Such miss-forecasts compound over time and are the basis for planning too much power capacity development, resulting in overcapacity and higher capacity payments, subsidies, and tariffs. Pakistan’s new long-term power plan – released in April 2020 – also includes power demand forecasts that look too optimistic and risk locking the country into further, expensive overcapacity.

Sri Lanka needs to be careful not to make the same mistake. 

The CEB’s long-term plan forecasts power demand growth of 7.4% in 2020, 7.6% in 2021 and then 5.5% each year out to 2025. This is despite the CEB disclosing that demand growth was only 5.1% in 2017 and 4.9% in 2018.

Further reliance on government subsidies is unsustainable

Furthermore, the CEB included a comparison of its past power demand forecasts to actual figures in the new plan. It shows a historical tendency to over-estimate power demand growth on the part of CEB, a consistently optimistic bias seen in most power demand forecasts globally. 

A careful review of power demand forecasts in the wake of Covid-19 is advisable if Sri Lanka is not to go from one extreme to another and end up with a major overcapacity problem like Bangladesh.

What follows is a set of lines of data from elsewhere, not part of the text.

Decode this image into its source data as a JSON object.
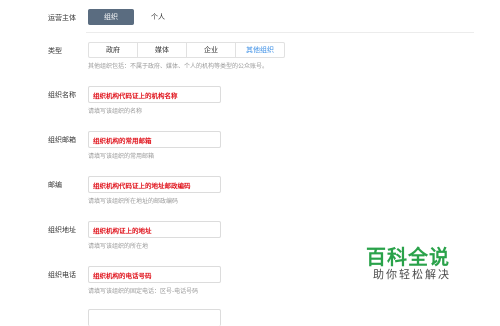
{
  "operating_subject": {
    "label": "运营主体",
    "options": [
      "组织",
      "个人"
    ],
    "selected": "组织"
  },
  "type": {
    "label": "类型",
    "options": [
      "政府",
      "媒体",
      "企业",
      "其他组织"
    ],
    "selected": "其他组织",
    "hint": "其他组织包括：不属于政府、媒体、个人的机构等类型的公众账号。"
  },
  "fields": [
    {
      "label": "组织名称",
      "value": "组织机构代码证上的机构名称",
      "hint": "请填写该组织的名称"
    },
    {
      "label": "组织邮箱",
      "value": "组织机构的常用邮箱",
      "hint": "请填写该组织的常用邮箱"
    },
    {
      "label": "邮编",
      "value": "组织机构代码证上的地址邮政编码",
      "hint": "请填写该组织所在地址的邮政编码"
    },
    {
      "label": "组织地址",
      "value": "组织机构证上的地址",
      "hint": "请填写该组织的所在地"
    },
    {
      "label": "组织电话",
      "value": "组织机构的电话号码",
      "hint": "请填写该组织的固定电话：区号-电话号码"
    }
  ],
  "watermark": {
    "title": "百科全说",
    "subtitle": "助你轻松解决"
  },
  "colors": {
    "selected_bg": "#5a6c80",
    "active_text": "#3a8ee6",
    "annotation_red": "#e0141d",
    "watermark_green": "#2aa24a"
  }
}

Whilst Bangladesh has power plants sitting idle, some areas of the country are still poorly served with power, a situation that could be rectified with power grid investment to make better use of existing capacity.

Sri Lanka would also do well to re-focus its long-term power planning on renewable energy and grid investment. Wind and solar power plants are increasingly cheaper and can be built quickly and in modular phases to help better match with demand growth and avoid overcapacity. 

As such, the Sri Lankan President’s recent call for 70% of power generation to come from renewable energy sources (including large hydro) by 2030 makes sense. 

Technologies such as batteries and pumped hydro storage will be needed to allow higher reliance on renewable energy. It is to CEB’s credit that it is already taking these technologies into account in its long-term planning. Interconnection with the Indian grid may also become more viable as ever lower cost wind and solar capacities increase.

Bangladesh has so far failed to make major progress with utility-scale renewable energy. Its most recent long-term power plan focused on coal- and LNG-fired power. Significantly, the power plan was written by Japanese power utility TEPCO with support from the Japan International Cooperation Agency (JICA). It can be no surprise that the plan recommended power technology of the type Japan is itself able to sell to Bangladesh.

JICA and TEPCO also prepared a power planning report for Sri Lanka in 2018 which is why no-one should be surprised at CEB’s focus on coal and LNG in its 2020 power plan. 

A historical tendency to over-estimate power demand growth

The New Energy and Industrial Technology Development Organisation (NEDO) has also carried out studies on suitable sites for coal power development in Sri Lanka. NEDO reports to Japan’s Ministry of Economy, Trade and Industry – the government department that continues to be keen to sell Japan’s coal and gas power technology to developing nations.

Sri Lanka would be better off ignoring the advice of vested interests and focusing on what is best for its own development. 

That should include learning from the mistakes of other Asian nations that are over-building fossil-fuelled power capacity and recognising the numerous benefits of the growing global trend towards cheap renewable energy.


Simon Nicholas is an Energy Finance Analyst with IEEFA

Related articles:

Comments are closed.